__What you will do__
Please copy every line of the data in which the string "true" appears.

(Saved data entries)
Content starts
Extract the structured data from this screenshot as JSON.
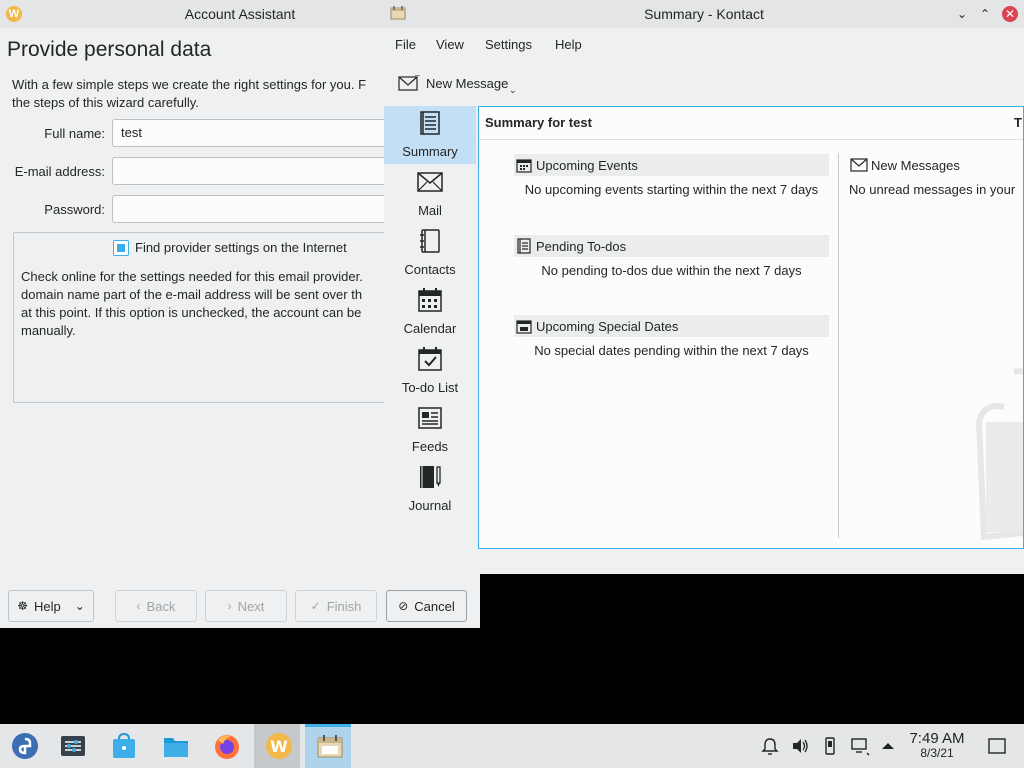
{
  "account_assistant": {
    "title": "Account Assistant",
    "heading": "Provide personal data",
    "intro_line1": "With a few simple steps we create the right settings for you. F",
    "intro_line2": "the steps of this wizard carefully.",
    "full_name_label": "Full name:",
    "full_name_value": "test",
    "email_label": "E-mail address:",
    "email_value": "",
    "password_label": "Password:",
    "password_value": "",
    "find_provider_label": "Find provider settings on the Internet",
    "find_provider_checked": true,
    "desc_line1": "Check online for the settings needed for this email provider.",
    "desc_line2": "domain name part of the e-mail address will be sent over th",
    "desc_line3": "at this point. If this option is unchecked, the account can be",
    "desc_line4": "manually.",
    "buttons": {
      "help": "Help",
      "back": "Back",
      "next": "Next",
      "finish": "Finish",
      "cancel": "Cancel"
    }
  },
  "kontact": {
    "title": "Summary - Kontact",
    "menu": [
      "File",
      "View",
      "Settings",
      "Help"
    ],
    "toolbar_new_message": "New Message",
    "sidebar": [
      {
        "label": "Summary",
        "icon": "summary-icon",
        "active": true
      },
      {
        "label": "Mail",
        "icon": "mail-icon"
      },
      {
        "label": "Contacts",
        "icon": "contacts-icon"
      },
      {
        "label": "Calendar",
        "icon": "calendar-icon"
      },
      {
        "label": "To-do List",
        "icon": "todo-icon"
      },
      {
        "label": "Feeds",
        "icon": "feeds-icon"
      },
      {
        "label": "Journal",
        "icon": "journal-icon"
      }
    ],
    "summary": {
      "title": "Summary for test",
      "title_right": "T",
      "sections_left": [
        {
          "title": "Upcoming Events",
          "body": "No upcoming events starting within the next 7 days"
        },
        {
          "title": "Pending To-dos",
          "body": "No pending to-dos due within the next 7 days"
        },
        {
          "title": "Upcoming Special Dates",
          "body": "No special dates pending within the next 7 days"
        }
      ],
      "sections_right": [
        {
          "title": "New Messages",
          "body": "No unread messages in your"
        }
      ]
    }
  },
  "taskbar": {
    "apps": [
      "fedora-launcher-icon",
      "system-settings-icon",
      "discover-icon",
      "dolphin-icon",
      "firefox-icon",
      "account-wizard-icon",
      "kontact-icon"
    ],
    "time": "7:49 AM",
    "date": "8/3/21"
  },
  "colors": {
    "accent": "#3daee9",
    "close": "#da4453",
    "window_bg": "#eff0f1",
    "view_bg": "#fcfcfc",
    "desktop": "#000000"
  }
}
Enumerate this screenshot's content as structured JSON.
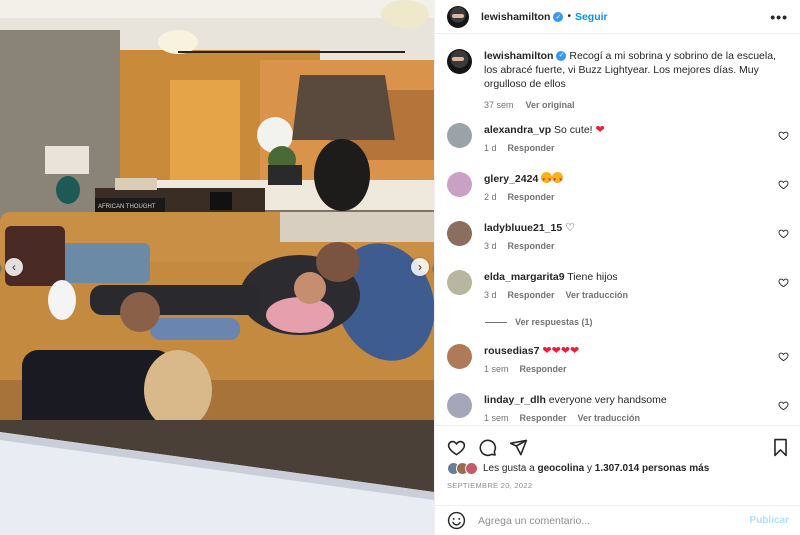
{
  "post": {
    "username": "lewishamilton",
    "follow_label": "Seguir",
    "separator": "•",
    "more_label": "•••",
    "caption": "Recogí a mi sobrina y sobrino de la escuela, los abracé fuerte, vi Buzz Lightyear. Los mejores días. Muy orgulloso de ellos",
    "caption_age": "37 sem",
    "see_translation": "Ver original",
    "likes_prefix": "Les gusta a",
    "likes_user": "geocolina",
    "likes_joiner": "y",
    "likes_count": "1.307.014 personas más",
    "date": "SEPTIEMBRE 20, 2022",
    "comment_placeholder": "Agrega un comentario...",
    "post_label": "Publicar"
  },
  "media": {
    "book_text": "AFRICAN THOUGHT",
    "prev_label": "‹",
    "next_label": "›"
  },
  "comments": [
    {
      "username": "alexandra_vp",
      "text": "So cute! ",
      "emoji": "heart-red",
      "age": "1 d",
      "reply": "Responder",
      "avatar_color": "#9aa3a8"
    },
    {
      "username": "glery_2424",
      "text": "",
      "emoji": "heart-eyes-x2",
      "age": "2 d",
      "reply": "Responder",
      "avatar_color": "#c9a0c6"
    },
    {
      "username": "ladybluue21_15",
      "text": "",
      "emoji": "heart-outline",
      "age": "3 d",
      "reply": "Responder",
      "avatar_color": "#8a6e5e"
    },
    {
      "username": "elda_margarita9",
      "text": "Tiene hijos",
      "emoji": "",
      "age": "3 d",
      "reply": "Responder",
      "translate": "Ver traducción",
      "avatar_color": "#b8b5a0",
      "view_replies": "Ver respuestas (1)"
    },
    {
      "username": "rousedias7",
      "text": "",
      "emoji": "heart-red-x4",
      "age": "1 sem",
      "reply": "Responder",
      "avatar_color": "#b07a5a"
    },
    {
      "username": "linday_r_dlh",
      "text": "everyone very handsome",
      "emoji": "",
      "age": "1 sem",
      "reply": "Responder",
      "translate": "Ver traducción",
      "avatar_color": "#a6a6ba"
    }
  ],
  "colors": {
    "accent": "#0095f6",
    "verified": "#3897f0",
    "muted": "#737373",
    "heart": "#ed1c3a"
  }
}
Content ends
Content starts
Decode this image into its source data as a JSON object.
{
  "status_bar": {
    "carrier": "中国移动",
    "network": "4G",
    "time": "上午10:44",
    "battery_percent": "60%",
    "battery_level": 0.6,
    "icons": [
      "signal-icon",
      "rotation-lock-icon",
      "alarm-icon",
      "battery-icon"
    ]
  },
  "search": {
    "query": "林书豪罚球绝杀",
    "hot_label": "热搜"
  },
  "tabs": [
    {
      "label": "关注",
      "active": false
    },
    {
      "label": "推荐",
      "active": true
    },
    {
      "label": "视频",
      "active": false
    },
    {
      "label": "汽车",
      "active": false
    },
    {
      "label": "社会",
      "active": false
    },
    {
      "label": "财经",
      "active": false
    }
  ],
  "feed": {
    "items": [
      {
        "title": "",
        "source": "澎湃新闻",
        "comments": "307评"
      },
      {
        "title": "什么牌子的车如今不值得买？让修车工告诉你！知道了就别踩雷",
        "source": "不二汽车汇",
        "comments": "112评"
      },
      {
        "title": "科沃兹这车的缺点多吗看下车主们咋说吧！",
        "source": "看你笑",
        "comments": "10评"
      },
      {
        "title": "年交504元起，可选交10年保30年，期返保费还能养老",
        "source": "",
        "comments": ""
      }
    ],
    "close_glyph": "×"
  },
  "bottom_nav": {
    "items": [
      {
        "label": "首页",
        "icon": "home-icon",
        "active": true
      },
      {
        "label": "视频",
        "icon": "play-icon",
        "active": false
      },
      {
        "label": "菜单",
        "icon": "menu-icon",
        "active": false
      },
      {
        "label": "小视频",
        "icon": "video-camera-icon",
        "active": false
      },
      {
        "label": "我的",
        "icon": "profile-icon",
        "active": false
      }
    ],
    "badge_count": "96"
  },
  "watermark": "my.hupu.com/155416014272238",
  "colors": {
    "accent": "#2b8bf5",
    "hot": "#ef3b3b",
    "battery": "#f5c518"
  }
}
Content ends
__Answer section__
    "find_provider_checked": true,
        "active": true
      "active": true
        "active": true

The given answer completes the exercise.